A main neurotransmitter which is involved in the effects of sleep deprivation is adenosine. Adenosine is released and builds up when a person is awake, and with sleep deprivation this can cause high amounts of adenosine to be released. Sleep deprivation increases activation of adenosine A1 receptors[5], which inhibit release of glutamate and acetylcholine[6], which could be involved in hallucinations and delusions caused by sleep deprivation.

During sleep deprivation, increased amounts of dopamine are released in the brain[7]. This is likely responsible for the euphoric and disinhibiting effects from early stage sleep deprivation, and may also have a role in the hallucinogenic effects of sleep deprivation.

Experiences

Additional experience reports can be found here:

See also

External links

References

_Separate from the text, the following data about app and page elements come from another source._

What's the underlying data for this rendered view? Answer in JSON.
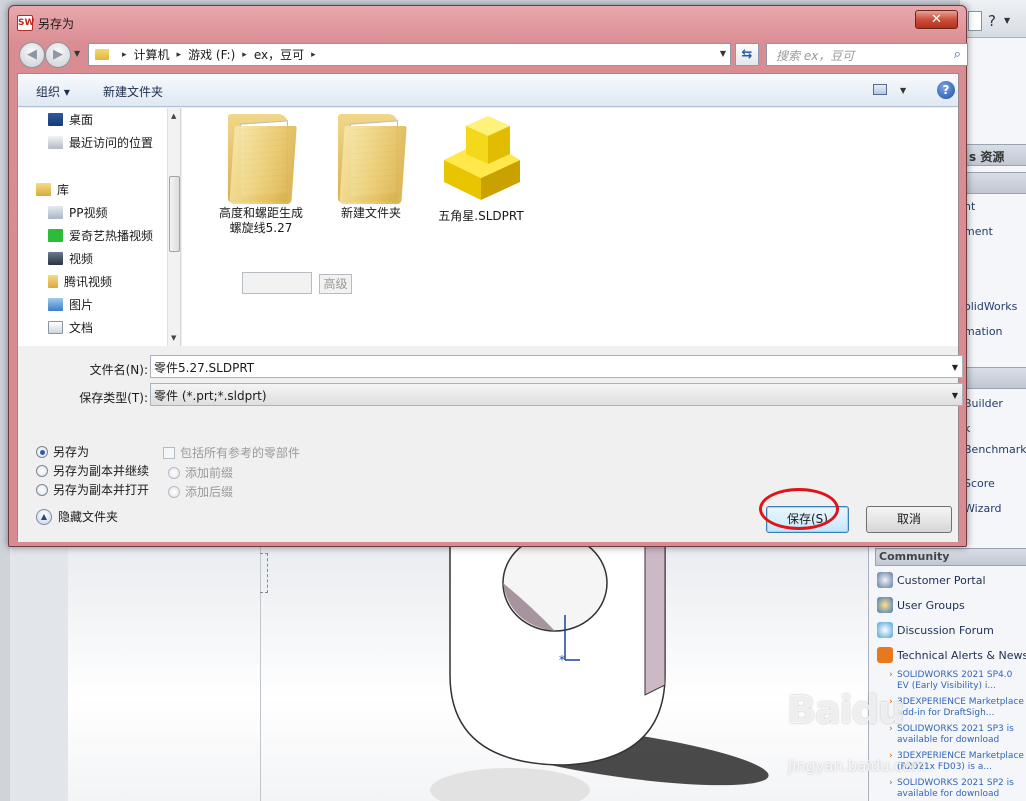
{
  "dialog": {
    "title": "另存为",
    "app_icon_text": "SW",
    "close_glyph": "✕"
  },
  "address": {
    "segments": [
      "计算机",
      "游戏 (F:)",
      "ex，豆可"
    ],
    "separator": "▸"
  },
  "search": {
    "placeholder": "搜索 ex，豆可"
  },
  "toolbar": {
    "organize_label": "组织 ▾",
    "new_folder_label": "新建文件夹",
    "help_glyph": "?"
  },
  "nav_pane": {
    "items": [
      {
        "label": "桌面",
        "icon": "desktop-icon",
        "group": false
      },
      {
        "label": "最近访问的位置",
        "icon": "recent-places-icon",
        "group": false
      },
      {
        "label": "库",
        "icon": "library-icon",
        "group": true
      },
      {
        "label": "PP视频",
        "icon": "pptv-icon",
        "group": false
      },
      {
        "label": "爱奇艺热播视频",
        "icon": "iqiyi-icon",
        "group": false
      },
      {
        "label": "视频",
        "icon": "video-icon",
        "group": false
      },
      {
        "label": "腾讯视频",
        "icon": "tencent-video-icon",
        "group": false
      },
      {
        "label": "图片",
        "icon": "pictures-icon",
        "group": false
      },
      {
        "label": "文档",
        "icon": "documents-icon",
        "group": false
      }
    ]
  },
  "files": [
    {
      "name_line1": "高度和螺距生成",
      "name_line2": "螺旋线5.27",
      "icon": "folder-icon"
    },
    {
      "name_line1": "新建文件夹",
      "name_line2": "",
      "icon": "folder-icon"
    },
    {
      "name_line1": "五角星.SLDPRT",
      "name_line2": "",
      "icon": "solidworks-part-icon"
    }
  ],
  "form": {
    "filename_label": "文件名(N):",
    "filename_value": "零件5.27.SLDPRT",
    "filetype_label": "保存类型(T):",
    "filetype_value": "零件 (*.prt;*.sldprt)"
  },
  "options": {
    "radios": [
      "另存为",
      "另存为副本并继续",
      "另存为副本并打开"
    ],
    "selected_radio": "另存为",
    "include_refs_label": "包括所有参考的零部件",
    "add_prefix_label": "添加前缀",
    "add_suffix_label": "添加后缀",
    "advanced_label": "高级"
  },
  "footer": {
    "hide_folders_label": "隐藏文件夹",
    "save_label": "保存(S)",
    "cancel_label": "取消"
  },
  "task_pane": {
    "resources_header": "s 资源",
    "items_a": [
      "nt",
      "ment",
      "olidWorks",
      "mation"
    ],
    "items_b": [
      "Builder",
      "k",
      "Benchmark",
      "Score",
      "Wizard"
    ],
    "community_header": "Community",
    "community_items": [
      "Customer Portal",
      "User Groups",
      "Discussion Forum",
      "Technical Alerts & News"
    ],
    "news": [
      "SOLIDWORKS 2021 SP4.0 EV (Early Visibility) i...",
      "3DEXPERIENCE Marketplace add-in for DraftSigh...",
      "SOLIDWORKS 2021 SP3 is available for download",
      "3DEXPERIENCE Marketplace (R2021x FD03) is a...",
      "SOLIDWORKS 2021 SP2 is available for download"
    ]
  },
  "bg_topbar": {
    "help_glyph": "?"
  },
  "watermark": {
    "brand": "Baidu",
    "sub": "jingyan.baidu.com"
  },
  "colors": {
    "dialog_frame": "#d98c92",
    "highlight_circle": "#e0131a",
    "primary_button": "#bee6fd"
  }
}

  1. Coren S (March 1998). "Sleep Deprivation, Psychosis and Mental Efficiency". Psychiatric Times. 15 (3) http://www.psychiatrictimes.com/login?referrer=http%3A//www.psychiatrictimes.com%2Fsleep-deprivation-psychosis-and-mental-efficiency
  2. Alhola, Paula; Päivi Polo-Kantola (October 2007). "Sleep deprivation: Impact on cognitive performance". Neuropsychiatr. Dis. Treat. 3 (5): 553–567. PMC 2656292 Freely accessible. PMID 19300585 https://www.ncbi.nlm.nih.gov/pmc/articles/PMC2656292/
  3. Alhola, Paula; Päivi Polo-Kantola (October 2007). "Sleep deprivation: Impact on cognitive performance". Neuropsychiatr. Dis. Treat. 3 (5): 553–567. PMC 2656292 Freely accessible. PMID 19300585
  4. http://news.berkeley.edu/2011/03/22/pulling-an-all-nighter/
  5. https://www.ncbi.nlm.nih.gov/pubmed/17329439
  6. https://www.ncbi.nlm.nih.gov/pmc/articles/PMC3179034/
  7. https://www.sciencedaily.com/releases/2008/08/080819213033.htm

Preparatory materials

  • The effects of improving sleep on mental health (OASIS): a randomised controlled trial with mediation analysis

Freeman, Daniel et al. The Lancet Psychiatry , Volume 0 , Issue 0 ,